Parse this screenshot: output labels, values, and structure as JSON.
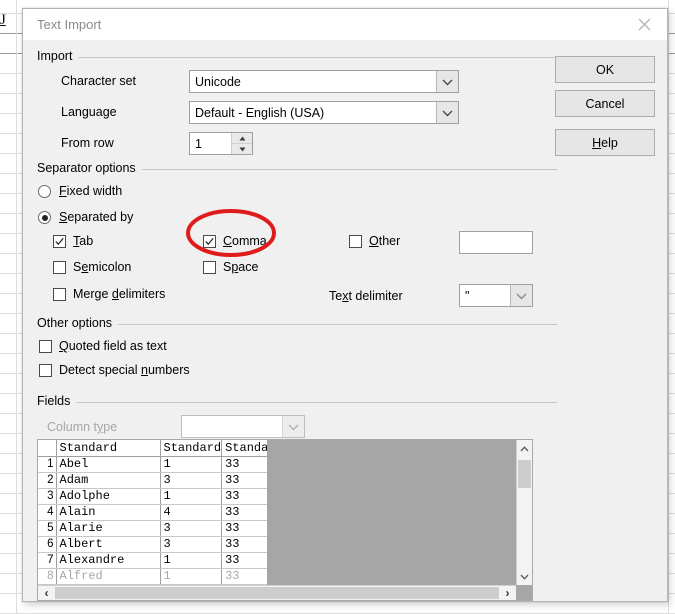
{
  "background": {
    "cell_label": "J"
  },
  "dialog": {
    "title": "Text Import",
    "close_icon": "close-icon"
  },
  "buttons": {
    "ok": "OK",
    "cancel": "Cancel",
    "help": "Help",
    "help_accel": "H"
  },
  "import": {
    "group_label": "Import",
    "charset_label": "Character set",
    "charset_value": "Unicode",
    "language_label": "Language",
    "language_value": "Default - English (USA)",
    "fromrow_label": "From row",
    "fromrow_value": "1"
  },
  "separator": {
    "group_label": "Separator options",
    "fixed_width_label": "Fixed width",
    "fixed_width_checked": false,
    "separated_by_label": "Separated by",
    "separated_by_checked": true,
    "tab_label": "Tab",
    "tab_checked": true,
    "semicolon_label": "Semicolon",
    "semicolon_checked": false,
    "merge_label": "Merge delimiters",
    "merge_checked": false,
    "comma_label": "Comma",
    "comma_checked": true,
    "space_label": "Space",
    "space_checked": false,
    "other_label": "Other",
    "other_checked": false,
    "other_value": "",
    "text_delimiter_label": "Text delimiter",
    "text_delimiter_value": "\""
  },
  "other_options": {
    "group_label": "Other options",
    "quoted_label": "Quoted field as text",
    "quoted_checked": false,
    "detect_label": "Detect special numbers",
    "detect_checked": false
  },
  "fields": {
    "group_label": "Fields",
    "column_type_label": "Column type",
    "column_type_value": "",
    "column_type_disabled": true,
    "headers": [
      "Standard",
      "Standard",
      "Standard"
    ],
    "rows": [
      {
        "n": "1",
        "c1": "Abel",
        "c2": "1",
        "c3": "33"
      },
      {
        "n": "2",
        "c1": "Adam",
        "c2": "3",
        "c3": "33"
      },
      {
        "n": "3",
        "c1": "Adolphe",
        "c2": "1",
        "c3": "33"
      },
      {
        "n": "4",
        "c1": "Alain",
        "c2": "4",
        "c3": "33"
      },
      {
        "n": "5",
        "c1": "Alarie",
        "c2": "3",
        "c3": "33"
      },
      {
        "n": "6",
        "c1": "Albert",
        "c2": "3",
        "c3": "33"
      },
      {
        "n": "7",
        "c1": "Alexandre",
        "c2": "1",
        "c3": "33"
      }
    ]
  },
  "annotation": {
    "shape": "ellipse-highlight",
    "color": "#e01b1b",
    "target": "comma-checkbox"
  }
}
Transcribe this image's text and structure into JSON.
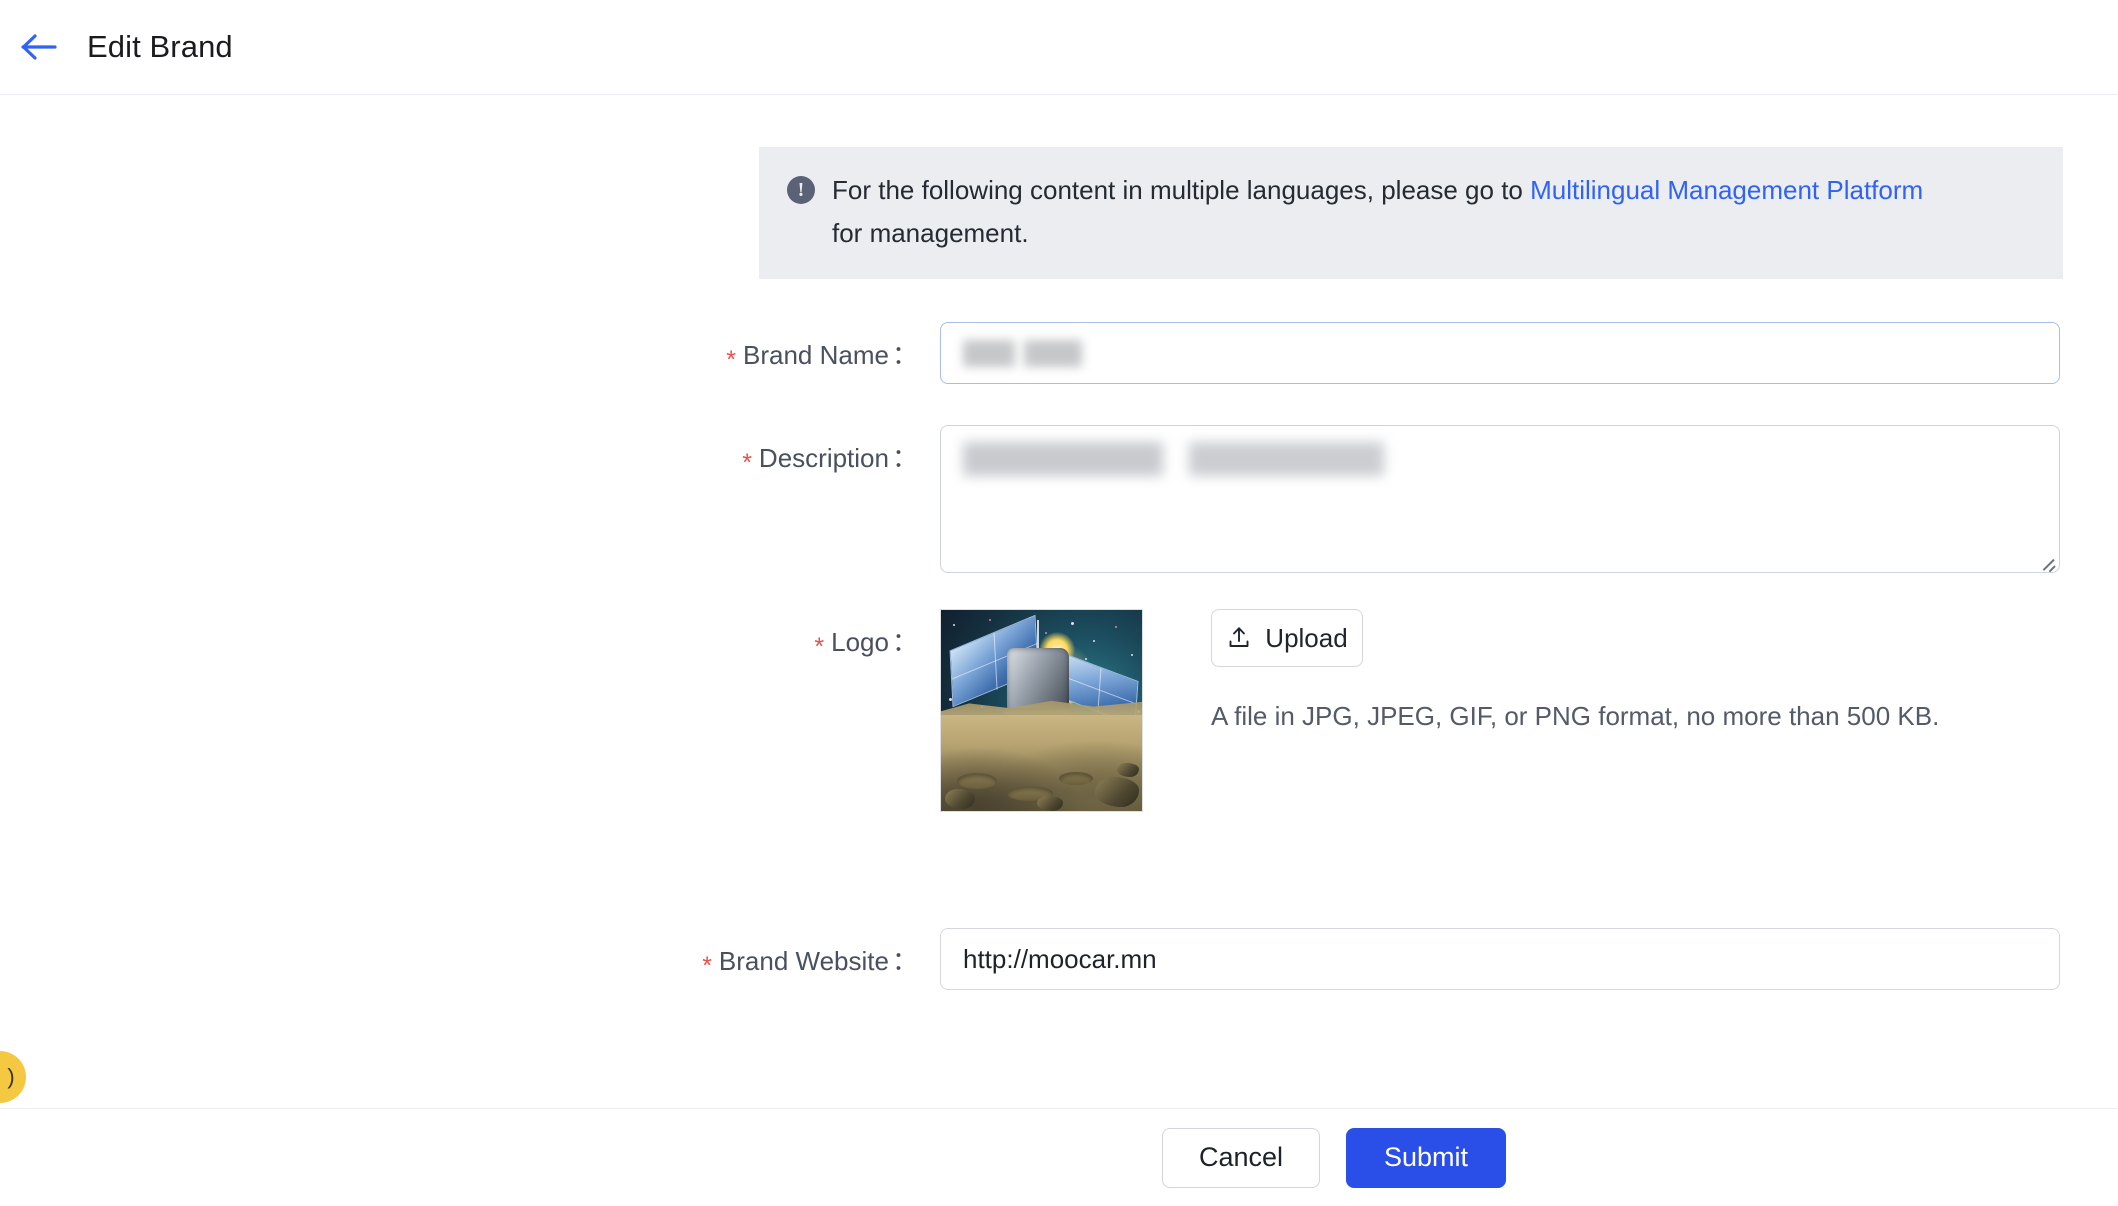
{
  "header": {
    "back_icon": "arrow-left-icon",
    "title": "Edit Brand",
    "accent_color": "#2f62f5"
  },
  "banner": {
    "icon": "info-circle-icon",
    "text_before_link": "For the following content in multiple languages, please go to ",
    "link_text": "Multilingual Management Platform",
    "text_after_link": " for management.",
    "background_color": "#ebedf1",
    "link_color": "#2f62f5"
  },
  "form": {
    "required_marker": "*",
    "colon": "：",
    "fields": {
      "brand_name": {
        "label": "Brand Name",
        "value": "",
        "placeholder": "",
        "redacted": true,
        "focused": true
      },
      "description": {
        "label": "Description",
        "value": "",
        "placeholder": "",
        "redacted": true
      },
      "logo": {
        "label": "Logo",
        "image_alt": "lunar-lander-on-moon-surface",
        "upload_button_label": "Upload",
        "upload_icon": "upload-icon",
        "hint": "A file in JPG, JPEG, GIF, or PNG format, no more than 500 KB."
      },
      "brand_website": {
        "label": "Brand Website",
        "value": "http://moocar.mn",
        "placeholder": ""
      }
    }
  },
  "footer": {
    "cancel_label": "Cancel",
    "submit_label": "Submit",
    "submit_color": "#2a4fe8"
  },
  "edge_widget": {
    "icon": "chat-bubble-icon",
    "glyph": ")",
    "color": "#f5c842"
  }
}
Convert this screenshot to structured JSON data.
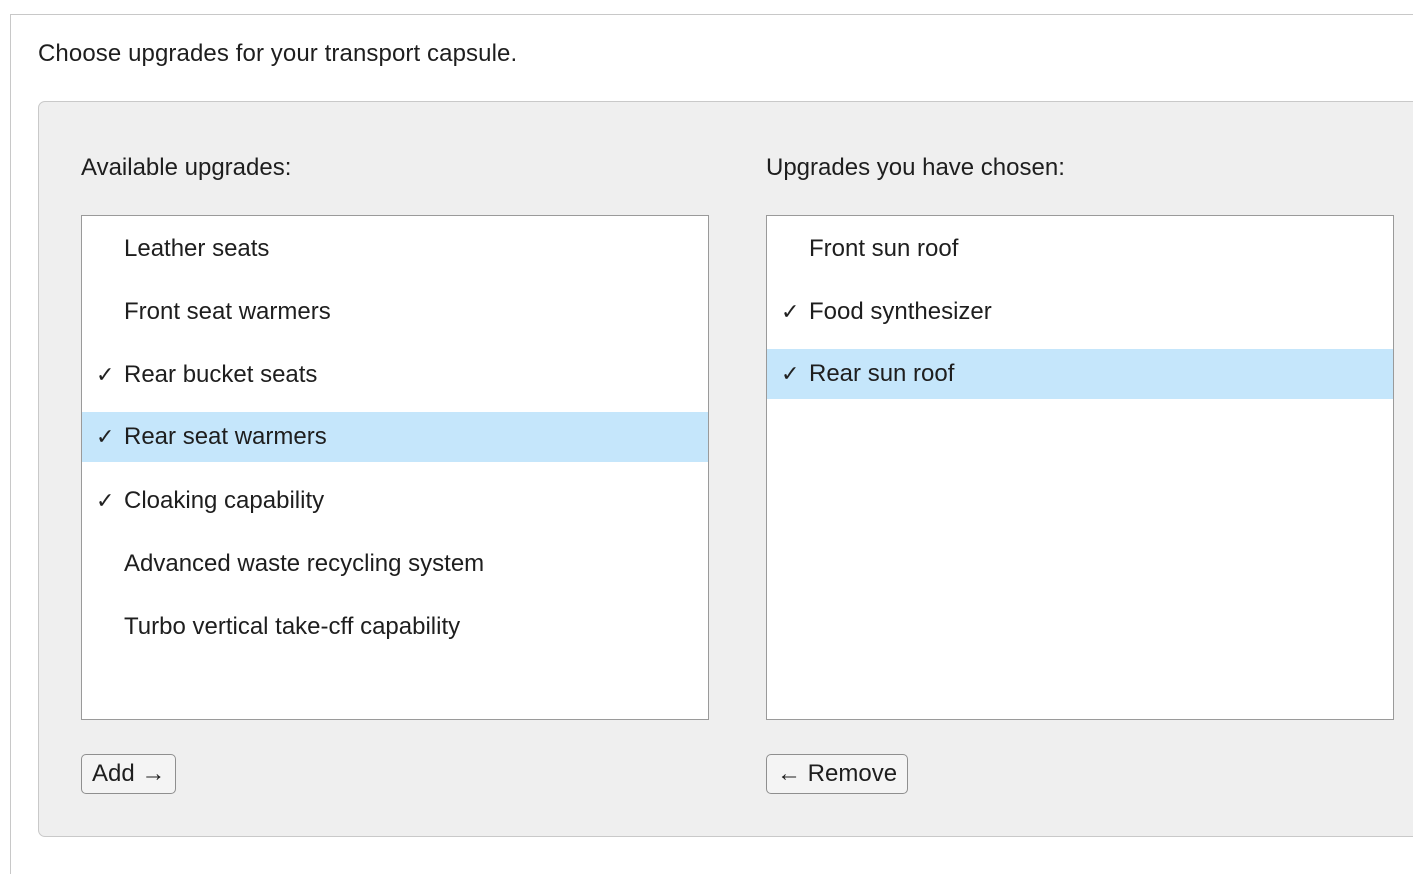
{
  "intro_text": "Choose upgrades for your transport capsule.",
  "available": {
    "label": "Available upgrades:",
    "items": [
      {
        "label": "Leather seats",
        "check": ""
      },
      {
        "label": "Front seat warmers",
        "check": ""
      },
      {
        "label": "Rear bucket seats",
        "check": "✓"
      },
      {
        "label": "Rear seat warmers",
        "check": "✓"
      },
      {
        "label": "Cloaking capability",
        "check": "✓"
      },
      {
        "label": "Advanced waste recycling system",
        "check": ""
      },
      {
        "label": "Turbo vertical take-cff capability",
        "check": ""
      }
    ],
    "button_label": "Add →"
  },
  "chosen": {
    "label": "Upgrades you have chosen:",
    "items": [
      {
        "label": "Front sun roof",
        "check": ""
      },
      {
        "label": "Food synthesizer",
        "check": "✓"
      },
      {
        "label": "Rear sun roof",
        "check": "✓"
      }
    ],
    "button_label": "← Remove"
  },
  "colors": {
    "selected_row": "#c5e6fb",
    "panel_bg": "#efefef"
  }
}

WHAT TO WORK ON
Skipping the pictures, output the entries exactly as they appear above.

SOLUTION
Parse this screenshot: output labels, values, and structure as JSON.
{
  "background": {
    "cell_label": "J"
  },
  "dialog": {
    "title": "Text Import",
    "close_icon": "close-icon"
  },
  "buttons": {
    "ok": "OK",
    "cancel": "Cancel",
    "help": "Help",
    "help_accel": "H"
  },
  "import": {
    "group_label": "Import",
    "charset_label": "Character set",
    "charset_value": "Unicode",
    "language_label": "Language",
    "language_value": "Default - English (USA)",
    "fromrow_label": "From row",
    "fromrow_value": "1"
  },
  "separator": {
    "group_label": "Separator options",
    "fixed_width_label": "Fixed width",
    "fixed_width_checked": false,
    "separated_by_label": "Separated by",
    "separated_by_checked": true,
    "tab_label": "Tab",
    "tab_checked": true,
    "semicolon_label": "Semicolon",
    "semicolon_checked": false,
    "merge_label": "Merge delimiters",
    "merge_checked": false,
    "comma_label": "Comma",
    "comma_checked": true,
    "space_label": "Space",
    "space_checked": false,
    "other_label": "Other",
    "other_checked": false,
    "other_value": "",
    "text_delimiter_label": "Text delimiter",
    "text_delimiter_value": "\""
  },
  "other_options": {
    "group_label": "Other options",
    "quoted_label": "Quoted field as text",
    "quoted_checked": false,
    "detect_label": "Detect special numbers",
    "detect_checked": false
  },
  "fields": {
    "group_label": "Fields",
    "column_type_label": "Column type",
    "column_type_value": "",
    "column_type_disabled": true,
    "headers": [
      "Standard",
      "Standard",
      "Standard"
    ],
    "rows": [
      {
        "n": "1",
        "c1": "Abel",
        "c2": "1",
        "c3": "33"
      },
      {
        "n": "2",
        "c1": "Adam",
        "c2": "3",
        "c3": "33"
      },
      {
        "n": "3",
        "c1": "Adolphe",
        "c2": "1",
        "c3": "33"
      },
      {
        "n": "4",
        "c1": "Alain",
        "c2": "4",
        "c3": "33"
      },
      {
        "n": "5",
        "c1": "Alarie",
        "c2": "3",
        "c3": "33"
      },
      {
        "n": "6",
        "c1": "Albert",
        "c2": "3",
        "c3": "33"
      },
      {
        "n": "7",
        "c1": "Alexandre",
        "c2": "1",
        "c3": "33"
      }
    ]
  },
  "annotation": {
    "shape": "ellipse-highlight",
    "color": "#e01b1b",
    "target": "comma-checkbox"
  }
}
Transcribe this image's text and structure into JSON.
{
  "header": {
    "back_icon": "arrow-left-icon",
    "title": "Edit Brand",
    "accent_color": "#2f62f5"
  },
  "banner": {
    "icon": "info-circle-icon",
    "text_before_link": "For the following content in multiple languages, please go to ",
    "link_text": "Multilingual Management Platform",
    "text_after_link": " for management.",
    "background_color": "#ebedf1",
    "link_color": "#2f62f5"
  },
  "form": {
    "required_marker": "*",
    "colon": "：",
    "fields": {
      "brand_name": {
        "label": "Brand Name",
        "value": "",
        "placeholder": "",
        "redacted": true,
        "focused": true
      },
      "description": {
        "label": "Description",
        "value": "",
        "placeholder": "",
        "redacted": true
      },
      "logo": {
        "label": "Logo",
        "image_alt": "lunar-lander-on-moon-surface",
        "upload_button_label": "Upload",
        "upload_icon": "upload-icon",
        "hint": "A file in JPG, JPEG, GIF, or PNG format, no more than 500 KB."
      },
      "brand_website": {
        "label": "Brand Website",
        "value": "http://moocar.mn",
        "placeholder": ""
      }
    }
  },
  "footer": {
    "cancel_label": "Cancel",
    "submit_label": "Submit",
    "submit_color": "#2a4fe8"
  },
  "edge_widget": {
    "icon": "chat-bubble-icon",
    "glyph": ")",
    "color": "#f5c842"
  }
}
Convert this screenshot to structured JSON data.
{
  "intro_text": "Choose upgrades for your transport capsule.",
  "available": {
    "label": "Available upgrades:",
    "items": [
      {
        "label": "Leather seats",
        "check": ""
      },
      {
        "label": "Front seat warmers",
        "check": ""
      },
      {
        "label": "Rear bucket seats",
        "check": "✓"
      },
      {
        "label": "Rear seat warmers",
        "check": "✓"
      },
      {
        "label": "Cloaking capability",
        "check": "✓"
      },
      {
        "label": "Advanced waste recycling system",
        "check": ""
      },
      {
        "label": "Turbo vertical take-cff capability",
        "check": ""
      }
    ],
    "button_label": "Add →"
  },
  "chosen": {
    "label": "Upgrades you have chosen:",
    "items": [
      {
        "label": "Front sun roof",
        "check": ""
      },
      {
        "label": "Food synthesizer",
        "check": "✓"
      },
      {
        "label": "Rear sun roof",
        "check": "✓"
      }
    ],
    "button_label": "← Remove"
  },
  "colors": {
    "selected_row": "#c5e6fb",
    "panel_bg": "#efefef"
  }
}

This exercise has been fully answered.